Stored items ▸
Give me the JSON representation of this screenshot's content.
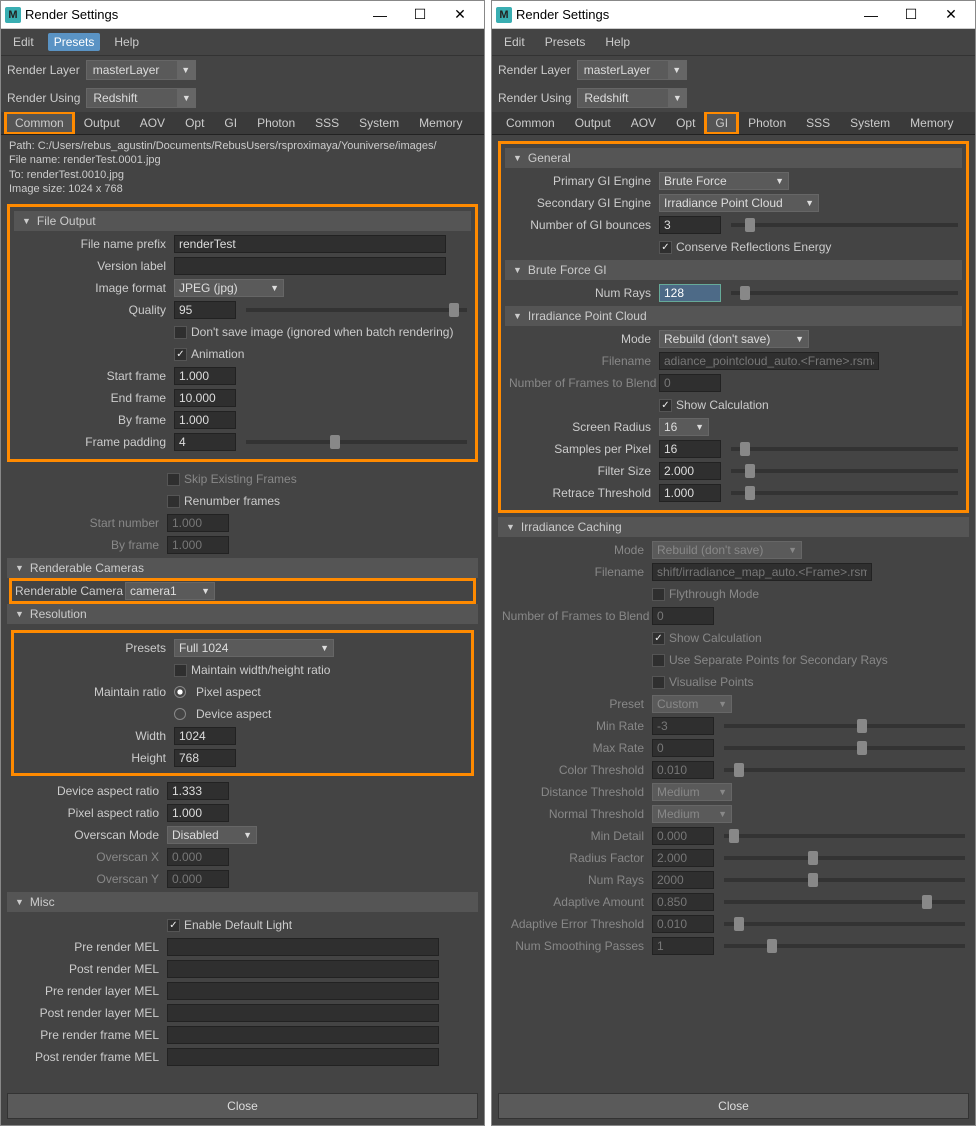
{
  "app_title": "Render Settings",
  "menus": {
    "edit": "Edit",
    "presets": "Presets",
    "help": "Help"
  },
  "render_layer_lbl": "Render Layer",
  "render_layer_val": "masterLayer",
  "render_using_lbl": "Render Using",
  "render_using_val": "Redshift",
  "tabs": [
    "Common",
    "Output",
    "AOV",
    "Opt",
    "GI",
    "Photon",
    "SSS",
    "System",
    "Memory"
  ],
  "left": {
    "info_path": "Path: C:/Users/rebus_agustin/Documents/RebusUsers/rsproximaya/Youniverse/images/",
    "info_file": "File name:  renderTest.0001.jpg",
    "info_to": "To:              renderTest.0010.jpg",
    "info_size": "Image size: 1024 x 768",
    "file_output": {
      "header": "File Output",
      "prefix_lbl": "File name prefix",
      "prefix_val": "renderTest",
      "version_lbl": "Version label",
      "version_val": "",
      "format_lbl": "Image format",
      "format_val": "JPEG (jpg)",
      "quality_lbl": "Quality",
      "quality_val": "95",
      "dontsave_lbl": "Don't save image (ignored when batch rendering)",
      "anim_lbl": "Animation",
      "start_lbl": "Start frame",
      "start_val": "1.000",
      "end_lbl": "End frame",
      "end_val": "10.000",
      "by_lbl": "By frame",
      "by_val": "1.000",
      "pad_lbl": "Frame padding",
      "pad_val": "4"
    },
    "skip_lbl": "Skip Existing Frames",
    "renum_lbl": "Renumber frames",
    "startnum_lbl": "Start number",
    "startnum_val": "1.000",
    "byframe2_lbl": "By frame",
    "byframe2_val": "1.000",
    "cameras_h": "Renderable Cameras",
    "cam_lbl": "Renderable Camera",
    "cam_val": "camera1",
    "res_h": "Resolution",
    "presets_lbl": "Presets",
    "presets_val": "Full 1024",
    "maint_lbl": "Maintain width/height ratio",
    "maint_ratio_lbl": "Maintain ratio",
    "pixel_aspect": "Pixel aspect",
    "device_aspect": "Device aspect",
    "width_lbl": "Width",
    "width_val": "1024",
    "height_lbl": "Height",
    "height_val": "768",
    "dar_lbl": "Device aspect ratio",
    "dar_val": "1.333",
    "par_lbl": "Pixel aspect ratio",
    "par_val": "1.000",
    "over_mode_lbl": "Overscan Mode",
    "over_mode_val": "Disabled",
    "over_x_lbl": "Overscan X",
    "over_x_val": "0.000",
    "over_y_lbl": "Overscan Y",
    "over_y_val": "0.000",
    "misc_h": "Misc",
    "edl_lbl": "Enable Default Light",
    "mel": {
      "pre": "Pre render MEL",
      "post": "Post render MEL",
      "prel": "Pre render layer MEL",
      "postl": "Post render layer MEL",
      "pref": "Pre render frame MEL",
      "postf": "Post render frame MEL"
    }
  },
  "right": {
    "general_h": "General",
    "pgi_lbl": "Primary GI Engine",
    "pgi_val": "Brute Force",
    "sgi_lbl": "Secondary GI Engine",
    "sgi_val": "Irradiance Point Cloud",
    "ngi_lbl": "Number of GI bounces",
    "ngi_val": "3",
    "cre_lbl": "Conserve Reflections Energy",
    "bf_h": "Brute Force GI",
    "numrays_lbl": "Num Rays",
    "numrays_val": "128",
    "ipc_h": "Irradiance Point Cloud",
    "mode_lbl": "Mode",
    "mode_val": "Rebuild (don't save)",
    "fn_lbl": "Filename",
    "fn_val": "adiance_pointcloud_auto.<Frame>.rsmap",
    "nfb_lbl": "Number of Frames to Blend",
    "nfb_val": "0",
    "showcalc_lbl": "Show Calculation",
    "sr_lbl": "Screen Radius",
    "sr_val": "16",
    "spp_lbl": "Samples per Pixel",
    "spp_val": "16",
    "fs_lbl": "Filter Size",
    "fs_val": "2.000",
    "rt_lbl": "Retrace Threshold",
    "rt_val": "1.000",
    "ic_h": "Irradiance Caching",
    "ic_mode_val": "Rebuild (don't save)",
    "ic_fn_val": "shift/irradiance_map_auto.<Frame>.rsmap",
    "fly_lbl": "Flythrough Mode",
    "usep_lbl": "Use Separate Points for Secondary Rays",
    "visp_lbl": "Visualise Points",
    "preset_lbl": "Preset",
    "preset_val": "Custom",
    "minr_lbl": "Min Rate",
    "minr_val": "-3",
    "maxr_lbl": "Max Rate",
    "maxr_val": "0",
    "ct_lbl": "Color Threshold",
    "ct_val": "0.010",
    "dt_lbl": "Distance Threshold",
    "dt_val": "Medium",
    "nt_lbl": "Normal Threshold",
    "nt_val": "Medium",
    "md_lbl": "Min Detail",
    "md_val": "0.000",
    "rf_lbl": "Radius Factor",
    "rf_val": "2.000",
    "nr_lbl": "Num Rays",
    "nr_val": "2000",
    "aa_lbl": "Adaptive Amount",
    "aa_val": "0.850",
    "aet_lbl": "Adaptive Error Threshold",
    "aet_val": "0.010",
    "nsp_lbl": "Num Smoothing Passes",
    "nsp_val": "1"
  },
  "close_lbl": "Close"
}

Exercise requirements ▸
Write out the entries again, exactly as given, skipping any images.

Response to this task ▸
Give me the JSON representation of this screenshot's content.
{
  "app_title": "Render Settings",
  "menus": {
    "edit": "Edit",
    "presets": "Presets",
    "help": "Help"
  },
  "render_layer_lbl": "Render Layer",
  "render_layer_val": "masterLayer",
  "render_using_lbl": "Render Using",
  "render_using_val": "Redshift",
  "tabs": [
    "Common",
    "Output",
    "AOV",
    "Opt",
    "GI",
    "Photon",
    "SSS",
    "System",
    "Memory"
  ],
  "left": {
    "info_path": "Path: C:/Users/rebus_agustin/Documents/RebusUsers/rsproximaya/Youniverse/images/",
    "info_file": "File name:  renderTest.0001.jpg",
    "info_to": "To:              renderTest.0010.jpg",
    "info_size": "Image size: 1024 x 768",
    "file_output": {
      "header": "File Output",
      "prefix_lbl": "File name prefix",
      "prefix_val": "renderTest",
      "version_lbl": "Version label",
      "version_val": "",
      "format_lbl": "Image format",
      "format_val": "JPEG (jpg)",
      "quality_lbl": "Quality",
      "quality_val": "95",
      "dontsave_lbl": "Don't save image (ignored when batch rendering)",
      "anim_lbl": "Animation",
      "start_lbl": "Start frame",
      "start_val": "1.000",
      "end_lbl": "End frame",
      "end_val": "10.000",
      "by_lbl": "By frame",
      "by_val": "1.000",
      "pad_lbl": "Frame padding",
      "pad_val": "4"
    },
    "skip_lbl": "Skip Existing Frames",
    "renum_lbl": "Renumber frames",
    "startnum_lbl": "Start number",
    "startnum_val": "1.000",
    "byframe2_lbl": "By frame",
    "byframe2_val": "1.000",
    "cameras_h": "Renderable Cameras",
    "cam_lbl": "Renderable Camera",
    "cam_val": "camera1",
    "res_h": "Resolution",
    "presets_lbl": "Presets",
    "presets_val": "Full 1024",
    "maint_lbl": "Maintain width/height ratio",
    "maint_ratio_lbl": "Maintain ratio",
    "pixel_aspect": "Pixel aspect",
    "device_aspect": "Device aspect",
    "width_lbl": "Width",
    "width_val": "1024",
    "height_lbl": "Height",
    "height_val": "768",
    "dar_lbl": "Device aspect ratio",
    "dar_val": "1.333",
    "par_lbl": "Pixel aspect ratio",
    "par_val": "1.000",
    "over_mode_lbl": "Overscan Mode",
    "over_mode_val": "Disabled",
    "over_x_lbl": "Overscan X",
    "over_x_val": "0.000",
    "over_y_lbl": "Overscan Y",
    "over_y_val": "0.000",
    "misc_h": "Misc",
    "edl_lbl": "Enable Default Light",
    "mel": {
      "pre": "Pre render MEL",
      "post": "Post render MEL",
      "prel": "Pre render layer MEL",
      "postl": "Post render layer MEL",
      "pref": "Pre render frame MEL",
      "postf": "Post render frame MEL"
    }
  },
  "right": {
    "general_h": "General",
    "pgi_lbl": "Primary GI Engine",
    "pgi_val": "Brute Force",
    "sgi_lbl": "Secondary GI Engine",
    "sgi_val": "Irradiance Point Cloud",
    "ngi_lbl": "Number of GI bounces",
    "ngi_val": "3",
    "cre_lbl": "Conserve Reflections Energy",
    "bf_h": "Brute Force GI",
    "numrays_lbl": "Num Rays",
    "numrays_val": "128",
    "ipc_h": "Irradiance Point Cloud",
    "mode_lbl": "Mode",
    "mode_val": "Rebuild (don't save)",
    "fn_lbl": "Filename",
    "fn_val": "adiance_pointcloud_auto.<Frame>.rsmap",
    "nfb_lbl": "Number of Frames to Blend",
    "nfb_val": "0",
    "showcalc_lbl": "Show Calculation",
    "sr_lbl": "Screen Radius",
    "sr_val": "16",
    "spp_lbl": "Samples per Pixel",
    "spp_val": "16",
    "fs_lbl": "Filter Size",
    "fs_val": "2.000",
    "rt_lbl": "Retrace Threshold",
    "rt_val": "1.000",
    "ic_h": "Irradiance Caching",
    "ic_mode_val": "Rebuild (don't save)",
    "ic_fn_val": "shift/irradiance_map_auto.<Frame>.rsmap",
    "fly_lbl": "Flythrough Mode",
    "usep_lbl": "Use Separate Points for Secondary Rays",
    "visp_lbl": "Visualise Points",
    "preset_lbl": "Preset",
    "preset_val": "Custom",
    "minr_lbl": "Min Rate",
    "minr_val": "-3",
    "maxr_lbl": "Max Rate",
    "maxr_val": "0",
    "ct_lbl": "Color Threshold",
    "ct_val": "0.010",
    "dt_lbl": "Distance Threshold",
    "dt_val": "Medium",
    "nt_lbl": "Normal Threshold",
    "nt_val": "Medium",
    "md_lbl": "Min Detail",
    "md_val": "0.000",
    "rf_lbl": "Radius Factor",
    "rf_val": "2.000",
    "nr_lbl": "Num Rays",
    "nr_val": "2000",
    "aa_lbl": "Adaptive Amount",
    "aa_val": "0.850",
    "aet_lbl": "Adaptive Error Threshold",
    "aet_val": "0.010",
    "nsp_lbl": "Num Smoothing Passes",
    "nsp_val": "1"
  },
  "close_lbl": "Close"
}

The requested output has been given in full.